Now, considering all the harm interest does compared to its relatively minimal benefit, you may be wondering “why does interest exist?”. The goal of this article is to explain the purpose of interest.
This explanation might seem intuitive, but I’ll explore some nuances that’ll make interest even clearer.
Simply put, interest exists because, like any transaction, the goal of the seller is to make a profit. A loan is taken when an individual or company doesn’t have enough money themselves or decides they want to make a purchase without using their own capital. They go to an institution (bank, credit union, etc) and request a loan. In order for the institution to make a profit, the lender (who, in this case, is the “seller” of the loan) charges interest.
I am generalizing here, institutions are not the only ones who charge interest, in fact, when you put money in a savings account or purchase bonds, you too are receiving interest; you are the lender, and the company/bank is the borrower.

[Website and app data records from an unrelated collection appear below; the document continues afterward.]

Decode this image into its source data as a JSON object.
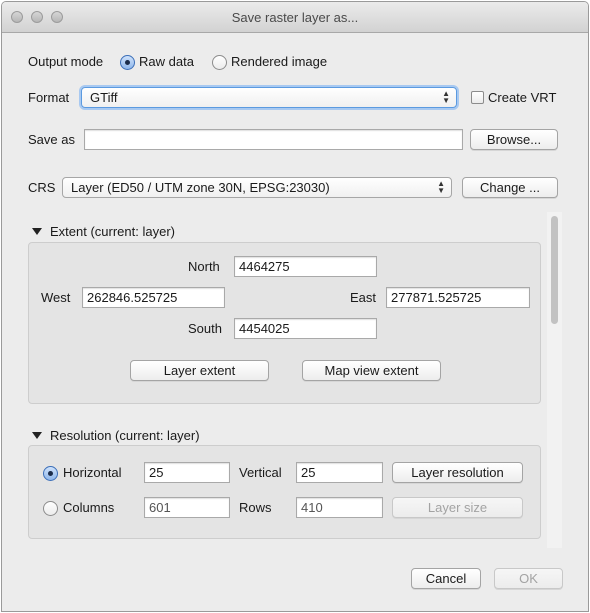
{
  "window": {
    "title": "Save raster layer as..."
  },
  "output_mode": {
    "label": "Output mode",
    "options": [
      {
        "label": "Raw data",
        "selected": true
      },
      {
        "label": "Rendered image",
        "selected": false
      }
    ]
  },
  "format": {
    "label": "Format",
    "value": "GTiff",
    "create_vrt_label": "Create VRT",
    "create_vrt_checked": false
  },
  "save_as": {
    "label": "Save as",
    "value": "",
    "browse_label": "Browse..."
  },
  "crs": {
    "label": "CRS",
    "value": "Layer (ED50 / UTM zone 30N, EPSG:23030)",
    "change_label": "Change ..."
  },
  "extent": {
    "title": "Extent (current: layer)",
    "north_label": "North",
    "north_value": "4464275",
    "west_label": "West",
    "west_value": "262846.525725",
    "east_label": "East",
    "east_value": "277871.525725",
    "south_label": "South",
    "south_value": "4454025",
    "layer_extent_label": "Layer extent",
    "map_view_extent_label": "Map view extent"
  },
  "resolution": {
    "title": "Resolution (current: layer)",
    "horizontal_label": "Horizontal",
    "horizontal_value": "25",
    "horizontal_selected": true,
    "vertical_label": "Vertical",
    "vertical_value": "25",
    "layer_resolution_label": "Layer resolution",
    "columns_label": "Columns",
    "columns_value": "601",
    "columns_selected": false,
    "rows_label": "Rows",
    "rows_value": "410",
    "layer_size_label": "Layer size"
  },
  "footer": {
    "cancel_label": "Cancel",
    "ok_label": "OK"
  },
  "colors": {
    "accent": "#3c6fb8",
    "focus_ring": "#a8c9f1",
    "window_bg": "#ececec",
    "group_bg": "#e4e4e4"
  }
}
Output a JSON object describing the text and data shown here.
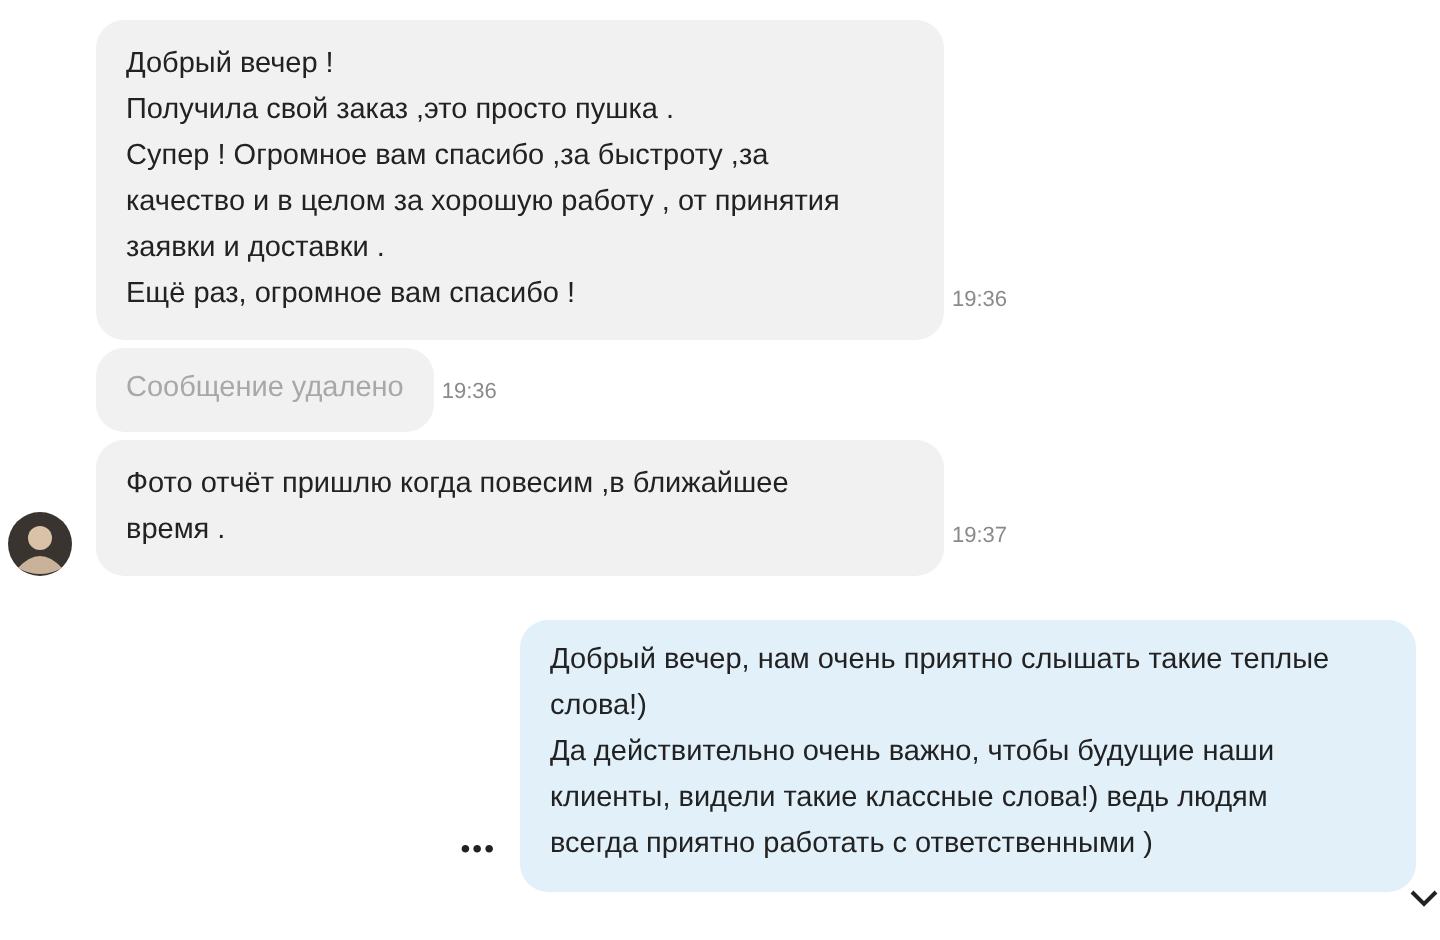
{
  "messages": [
    {
      "kind": "text",
      "avatar": false,
      "lines": [
        "Добрый вечер !",
        "Получила свой заказ ,это просто пушка .",
        "Супер ! Огромное вам спасибо ,за быстроту ,за",
        "качество и в целом за хорошую работу , от принятия",
        "заявки и доставки .",
        "Ещё раз, огромное вам спасибо !"
      ],
      "time": "19:36"
    },
    {
      "kind": "deleted",
      "avatar": false,
      "lines": [
        "Сообщение удалено"
      ],
      "time": "19:36"
    },
    {
      "kind": "text",
      "avatar": true,
      "lines": [
        "Фото отчёт пришлю когда повесим ,в ближайшее",
        "время ."
      ],
      "time": "19:37"
    },
    {
      "kind": "outgoing",
      "lines": [
        "Добрый вечер, нам очень приятно слышать такие теплые",
        "слова!)",
        "Да действительно очень важно, чтобы будущие наши",
        "клиенты, видели такие классные слова!) ведь людям",
        "всегда приятно работать с  ответственными )"
      ],
      "more": "•••"
    }
  ]
}
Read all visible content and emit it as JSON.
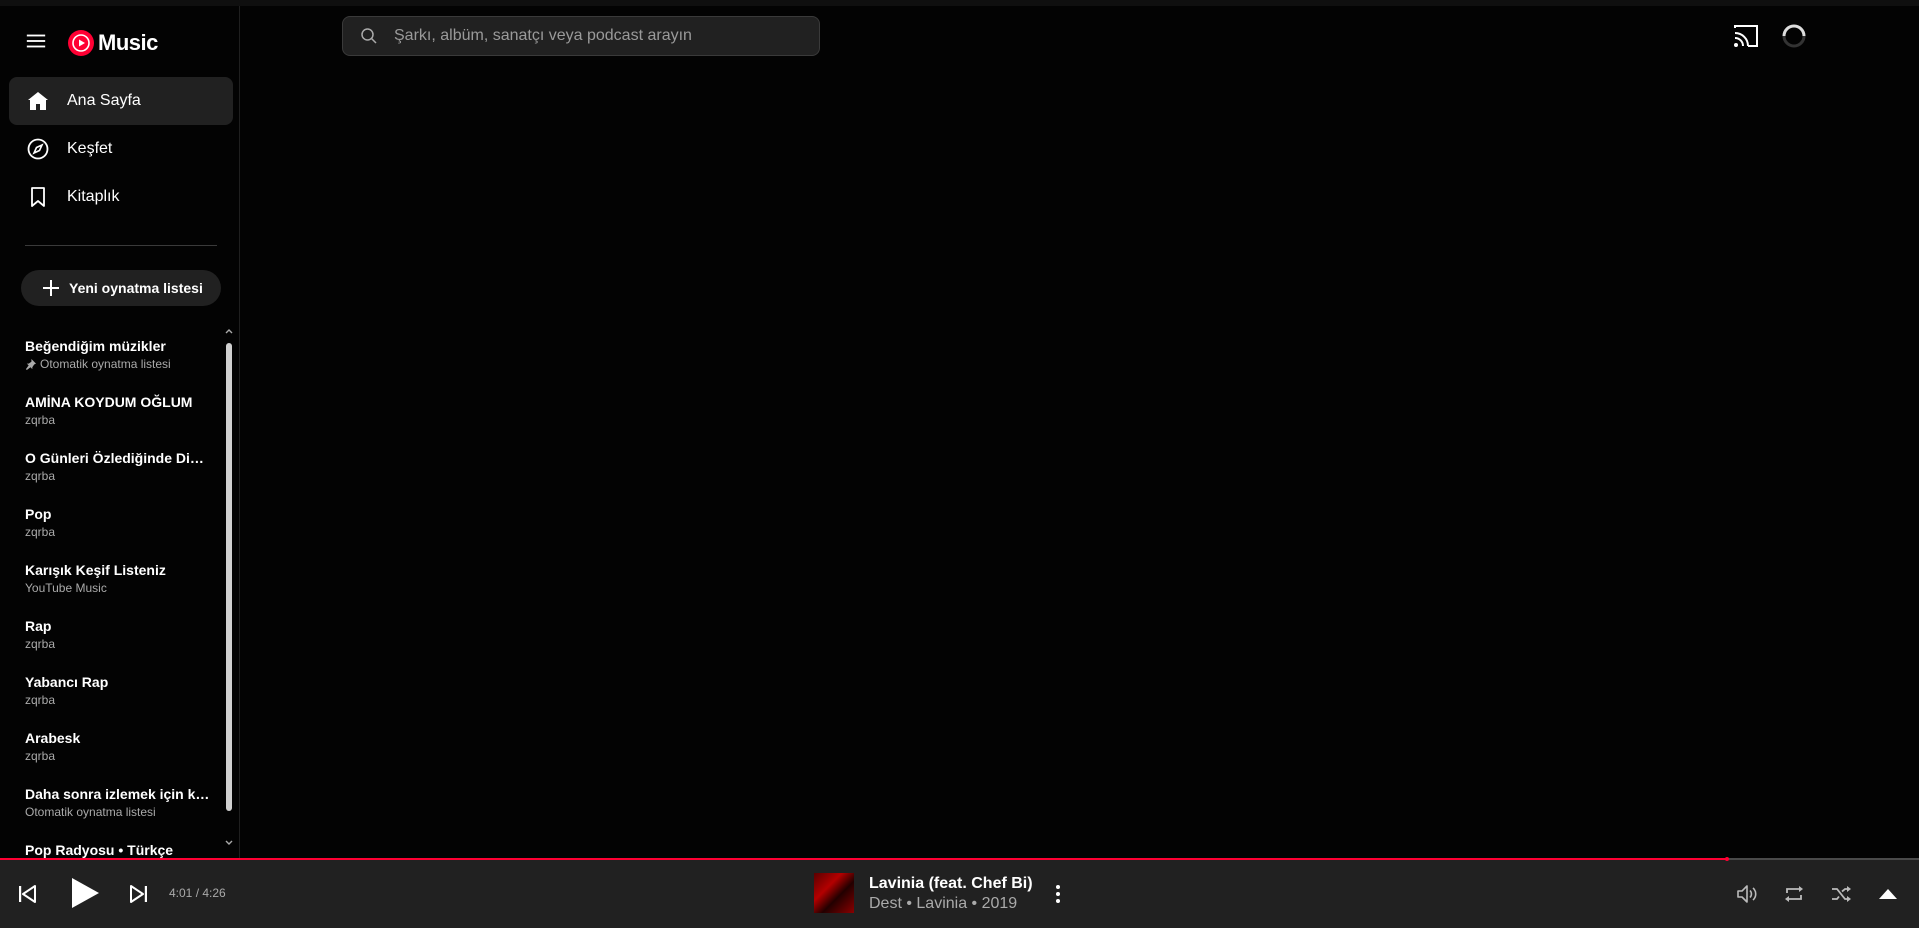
{
  "app": {
    "logo_text": "Music"
  },
  "nav": {
    "items": [
      {
        "label": "Ana Sayfa",
        "icon": "home-icon",
        "active": true
      },
      {
        "label": "Keşfet",
        "icon": "compass-icon",
        "active": false
      },
      {
        "label": "Kitaplık",
        "icon": "bookmark-icon",
        "active": false
      }
    ]
  },
  "sidebar": {
    "new_playlist_label": "Yeni oynatma listesi",
    "playlists": [
      {
        "title": "Beğendiğim müzikler",
        "subtitle": "Otomatik oynatma listesi",
        "pinned": true
      },
      {
        "title": "AMİNA KOYDUM OĞLUM",
        "subtitle": "zqrba"
      },
      {
        "title": "O Günleri Özlediğinde Dinl...",
        "subtitle": "zqrba"
      },
      {
        "title": "Pop",
        "subtitle": "zqrba"
      },
      {
        "title": "Karışık Keşif Listeniz",
        "subtitle": "YouTube Music"
      },
      {
        "title": "Rap",
        "subtitle": "zqrba"
      },
      {
        "title": "Yabancı Rap",
        "subtitle": "zqrba"
      },
      {
        "title": "Arabesk",
        "subtitle": "zqrba"
      },
      {
        "title": "Daha sonra izlemek için ka...",
        "subtitle": "Otomatik oynatma listesi"
      },
      {
        "title": "Pop Radyosu • Türkçe",
        "subtitle": ""
      }
    ]
  },
  "search": {
    "placeholder": "Şarkı, albüm, sanatçı veya podcast arayın"
  },
  "player": {
    "time": "4:01 / 4:26",
    "progress": 0.9,
    "song_title": "Lavinia (feat. Chef Bi)",
    "song_subtitle": "Dest • Lavinia • 2019"
  },
  "colors": {
    "accent": "#ff0033",
    "background": "#030303",
    "player_bg": "#212121"
  }
}
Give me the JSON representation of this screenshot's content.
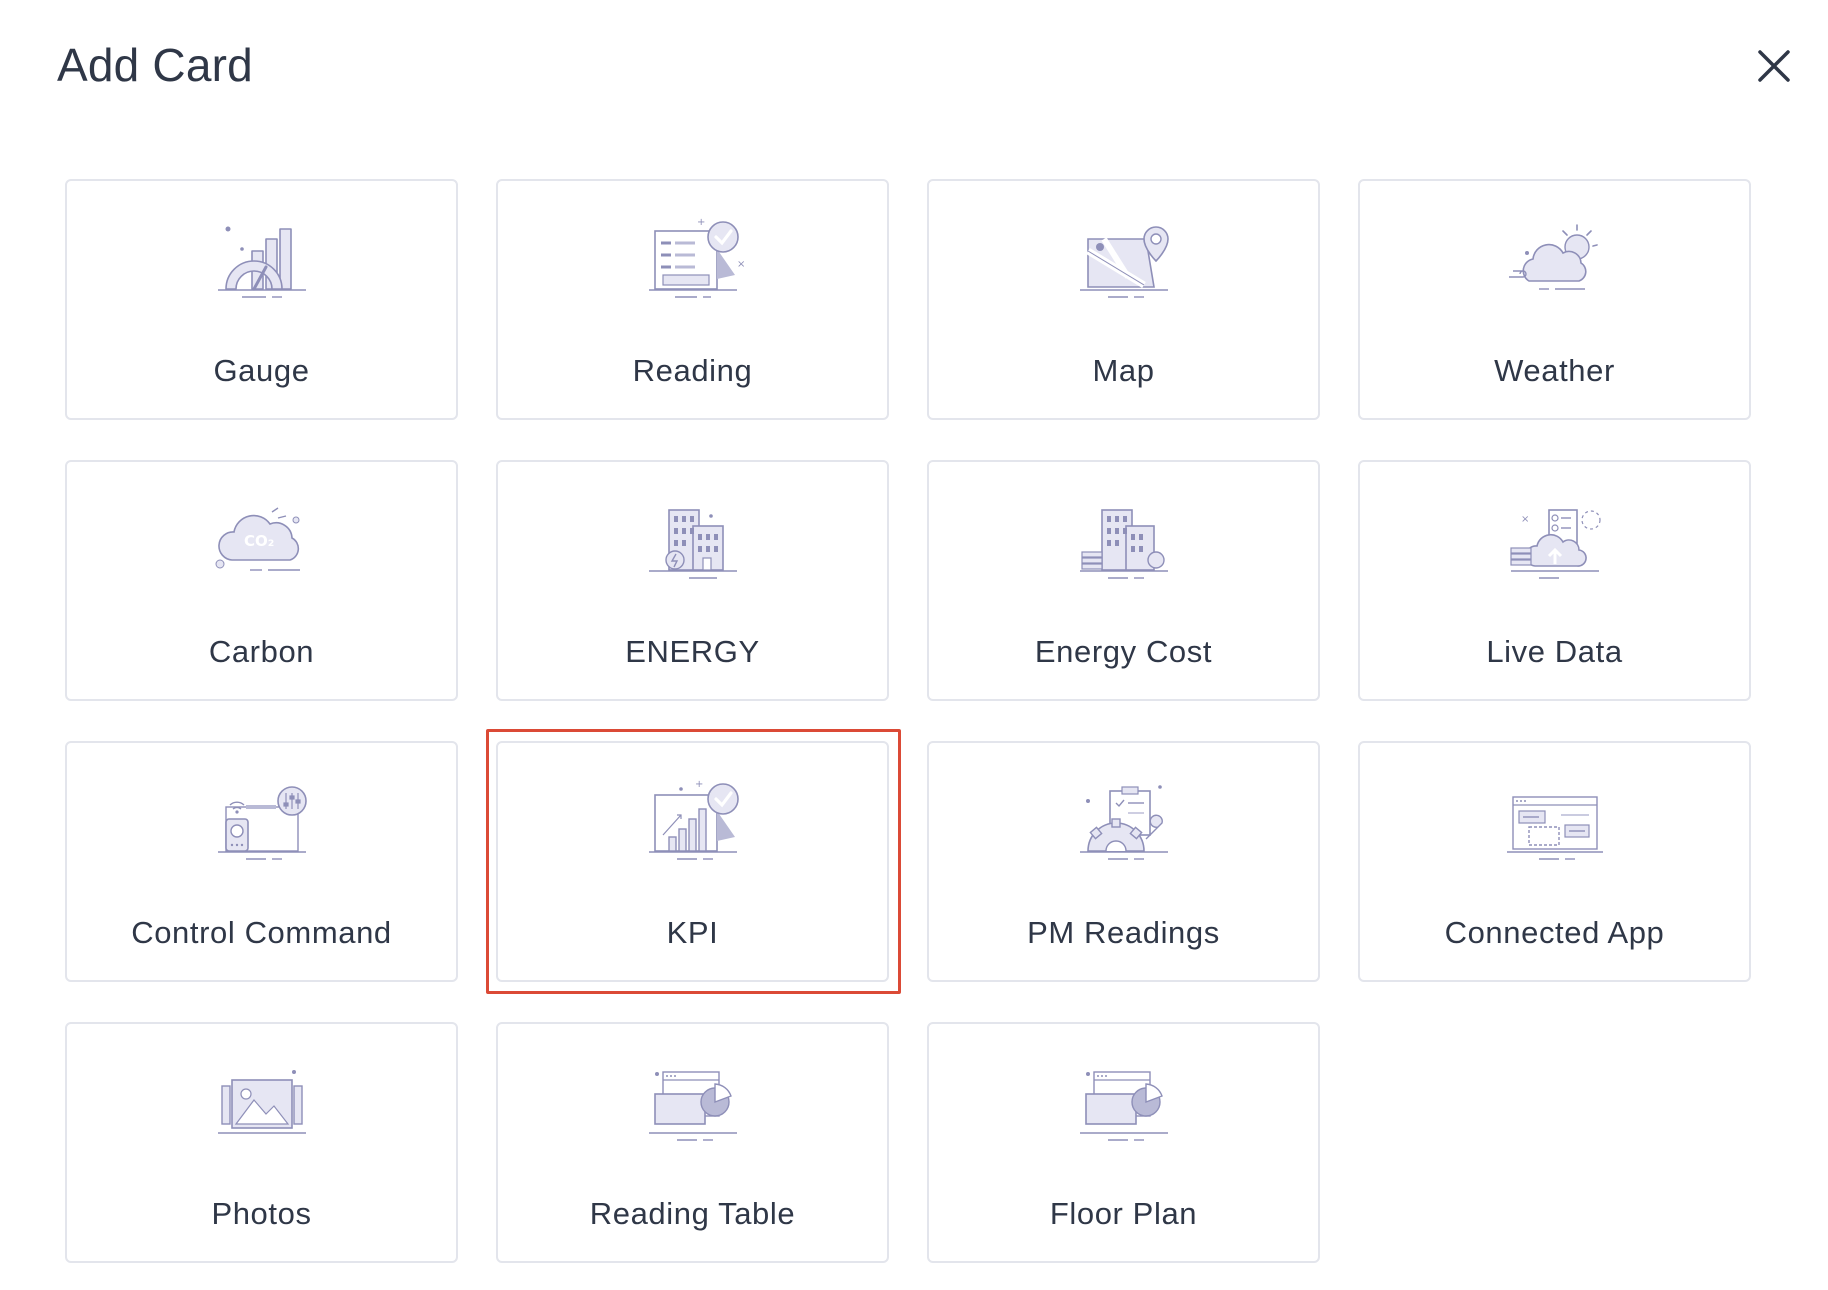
{
  "dialog": {
    "title": "Add Card",
    "close_icon": "close-icon"
  },
  "accent_colors": {
    "icon_stroke": "#8e8fb8",
    "icon_fill": "#e6e6f3",
    "selection_border": "#db4a36"
  },
  "cards": [
    {
      "label": "Gauge",
      "icon": "gauge-icon"
    },
    {
      "label": "Reading",
      "icon": "reading-icon"
    },
    {
      "label": "Map",
      "icon": "map-icon"
    },
    {
      "label": "Weather",
      "icon": "weather-icon"
    },
    {
      "label": "Carbon",
      "icon": "carbon-icon",
      "icon_text": "CO₂"
    },
    {
      "label": "ENERGY",
      "icon": "energy-icon"
    },
    {
      "label": "Energy Cost",
      "icon": "energy-cost-icon"
    },
    {
      "label": "Live Data",
      "icon": "live-data-icon"
    },
    {
      "label": "Control Command",
      "icon": "control-command-icon"
    },
    {
      "label": "KPI",
      "icon": "kpi-icon",
      "selected": true
    },
    {
      "label": "PM Readings",
      "icon": "pm-readings-icon"
    },
    {
      "label": "Connected App",
      "icon": "connected-app-icon"
    },
    {
      "label": "Photos",
      "icon": "photos-icon"
    },
    {
      "label": "Reading Table",
      "icon": "reading-table-icon"
    },
    {
      "label": "Floor Plan",
      "icon": "floor-plan-icon"
    }
  ]
}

Regardless, the more nuanced answer revolves around opportunity cost; a lender could be putting their cash into some kind of investment or asset that could be generating income or providing some kind of return, instead, they choose to lend their cash to someone else. As such, they are missing out on potential profit, and to make up for this missed profit, they must charge interest.
For instance, a bank, instead of loaning you money for a house through a home loan, could simply place their money in an index fund, for instance, and make a significant return over the span of 30 years, the typical term of a mortgage. Instead, they are choosing to give you the money, and are missing out on that potential profit.
Furthermore, interest exists to help compensate for the risk a lender takes on when lending their money out. The borrower could simply take all the borrowed money, and disappear, leaving the lender with a massive loss. So, because the lender is taking on the risk of the borrower defaulting on a loan, they demand interest. While this is not the primary reason interest exists, it is certainly one of the central reasons.
So, to summarize, interest exists because a lender must be compensated for lending their money to an individual, rather than investing it somewhere else. The lender, in cases of home and auto loans, can be institutions like banks, in cases like student loans, can be a government, and in cases like bonds and savings accounts, can even be individuals like me and you! In each instance, the lender is taking on some risk, and missing out on the potential for profits elsewhere. So, interest is paid out as a method of making up for those lost profits, and as a fee for the lender taking on such risk.
I hope you found this article informative, and I’ll catch you in the next one!